**Assigned task**. With the images omitted, return all of the entries exactly as they stand.

**Data under study**.
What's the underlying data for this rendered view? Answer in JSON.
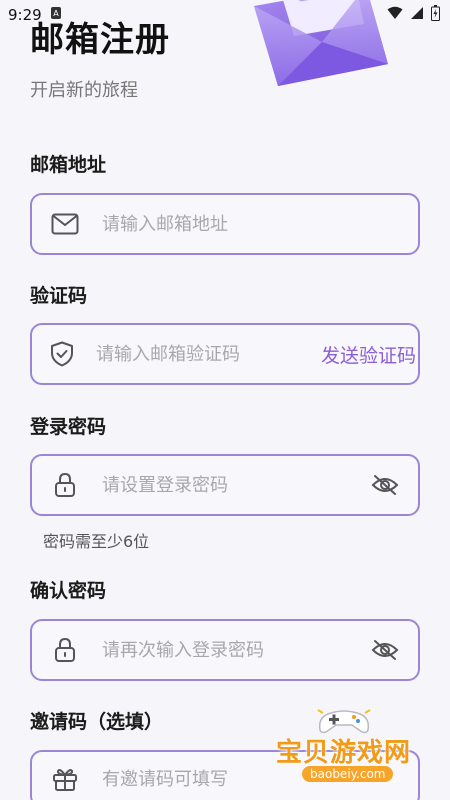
{
  "status_bar": {
    "time": "9:29"
  },
  "header": {
    "title": "邮箱注册",
    "subtitle": "开启新的旅程"
  },
  "fields": {
    "email": {
      "label": "邮箱地址",
      "placeholder": "请输入邮箱地址",
      "icon": "mail-icon"
    },
    "code": {
      "label": "验证码",
      "placeholder": "请输入邮箱验证码",
      "icon": "shield-check-icon",
      "action": "发送验证码"
    },
    "password": {
      "label": "登录密码",
      "placeholder": "请设置登录密码",
      "icon": "lock-icon",
      "hint": "密码需至少6位"
    },
    "confirm": {
      "label": "确认密码",
      "placeholder": "请再次输入登录密码",
      "icon": "lock-icon"
    },
    "invite": {
      "label": "邀请码（选填）",
      "placeholder": "有邀请码可填写",
      "icon": "gift-icon"
    }
  },
  "watermark": {
    "text": "宝贝游戏网",
    "url": "baobeiy.com"
  },
  "colors": {
    "accent": "#8b5fd6",
    "border": "#9b86d6",
    "background": "#f6f6fa",
    "watermark": "#f29b18"
  }
}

**Response**.
What's the underlying data for this rendered view? Answer in JSON.
{
  "status_bar": {
    "time": "9:29"
  },
  "header": {
    "title": "邮箱注册",
    "subtitle": "开启新的旅程"
  },
  "fields": {
    "email": {
      "label": "邮箱地址",
      "placeholder": "请输入邮箱地址",
      "icon": "mail-icon"
    },
    "code": {
      "label": "验证码",
      "placeholder": "请输入邮箱验证码",
      "icon": "shield-check-icon",
      "action": "发送验证码"
    },
    "password": {
      "label": "登录密码",
      "placeholder": "请设置登录密码",
      "icon": "lock-icon",
      "hint": "密码需至少6位"
    },
    "confirm": {
      "label": "确认密码",
      "placeholder": "请再次输入登录密码",
      "icon": "lock-icon"
    },
    "invite": {
      "label": "邀请码（选填）",
      "placeholder": "有邀请码可填写",
      "icon": "gift-icon"
    }
  },
  "watermark": {
    "text": "宝贝游戏网",
    "url": "baobeiy.com"
  },
  "colors": {
    "accent": "#8b5fd6",
    "border": "#9b86d6",
    "background": "#f6f6fa",
    "watermark": "#f29b18"
  }
}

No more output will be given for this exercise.